Ethiopia, Allada and Kongo are just three examples of African kingdoms that showed an interest in the Iberian peninsula, but the full list is much longer. Unfortunately, this chapter of diplomatic history and exploration was rewritten, and at times directly deleted, centuries later.

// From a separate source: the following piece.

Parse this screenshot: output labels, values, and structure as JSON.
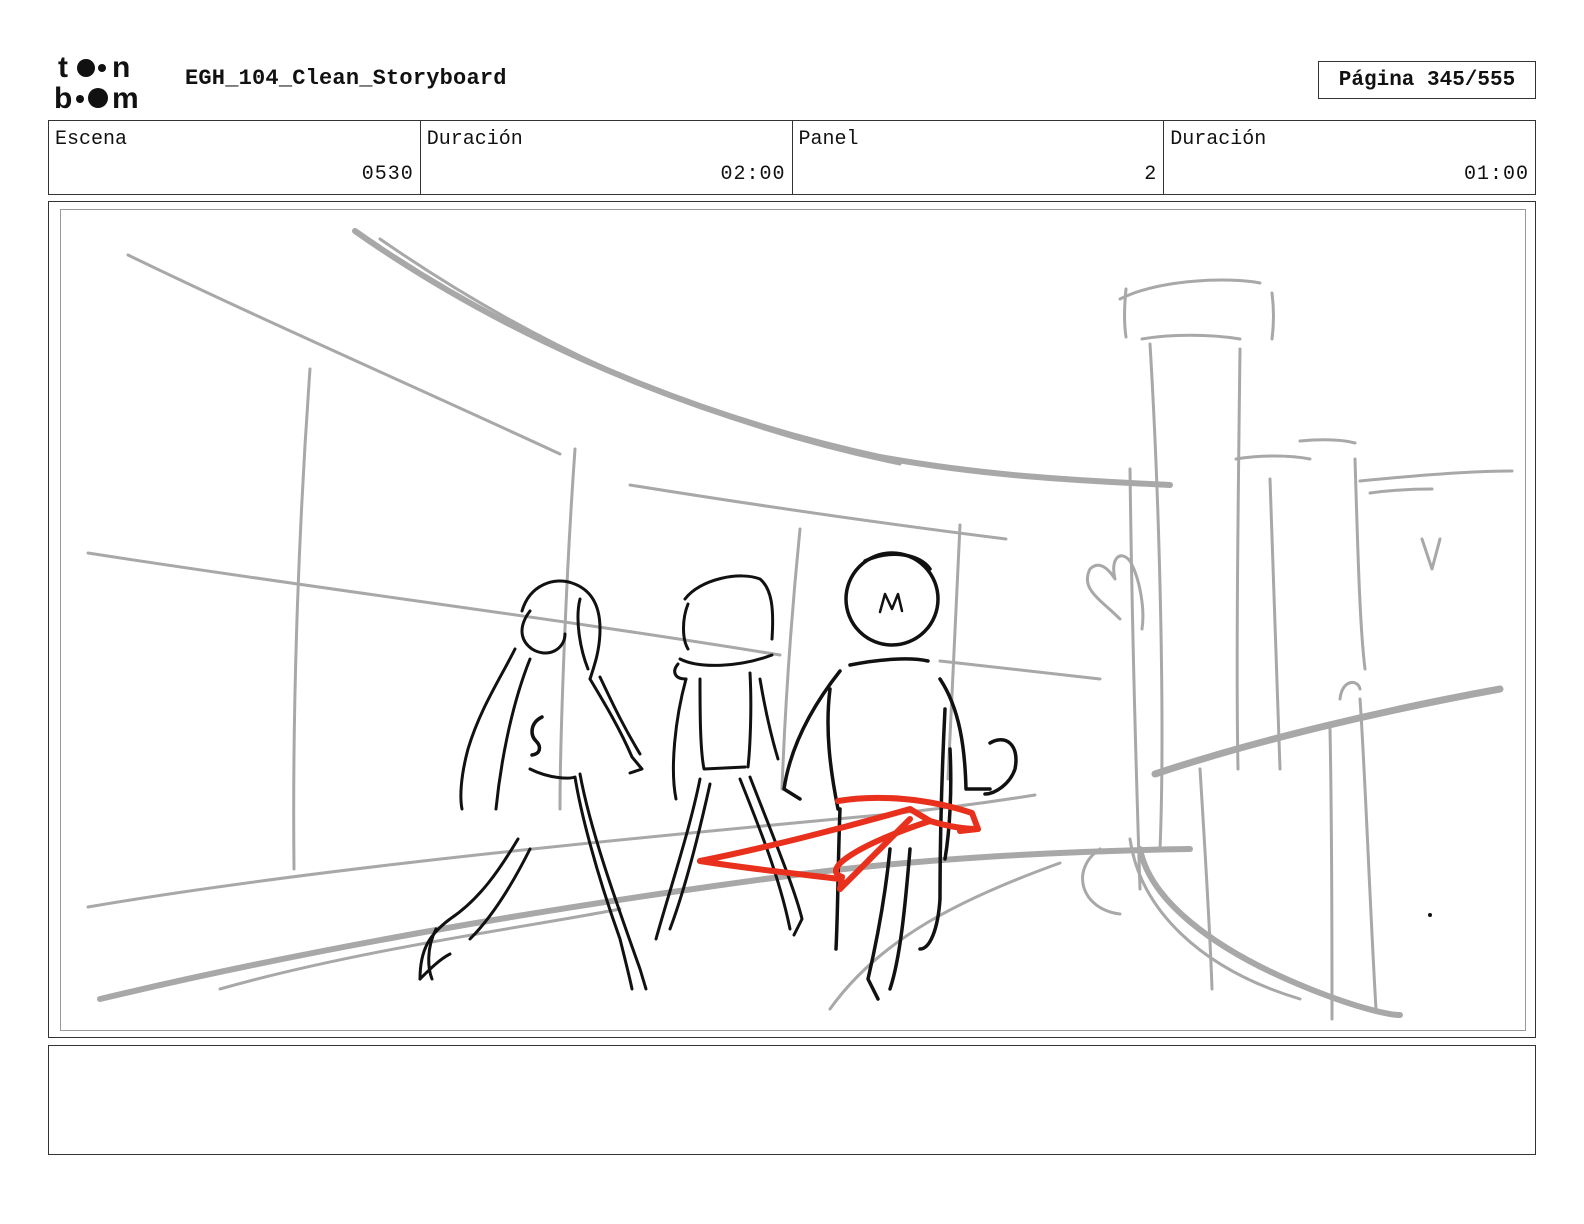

Africans were denied their own history because it made it so much easier to justify the allegedly civilizing nature of the colonial project and the exploitation of Africa’s people and resources.
Now that movements like Black Lives Matter are finally underscoring the need to give visibility to the role played by slavery in the creation of many European states and cities, it is important that we do not forget that historical justice also means recovering this mostly invisible period in the history of African exploration and diplomacy.
Unfortunately for those wishing to learn more on the subject, there is no book specifically focusing on the journeys of Africans to the Iberian peninsula, but there are two good introductions to the issue on a European scale: Africa’s Discovery of Europe by David Northup, and the edited volume Black Africans in Renaissance Europe.
Sirio Canós Donnay is a Marie Curie Fellow at the Heritage Sciences Institute of the Spanish National Research Council (Incipit-CSIC)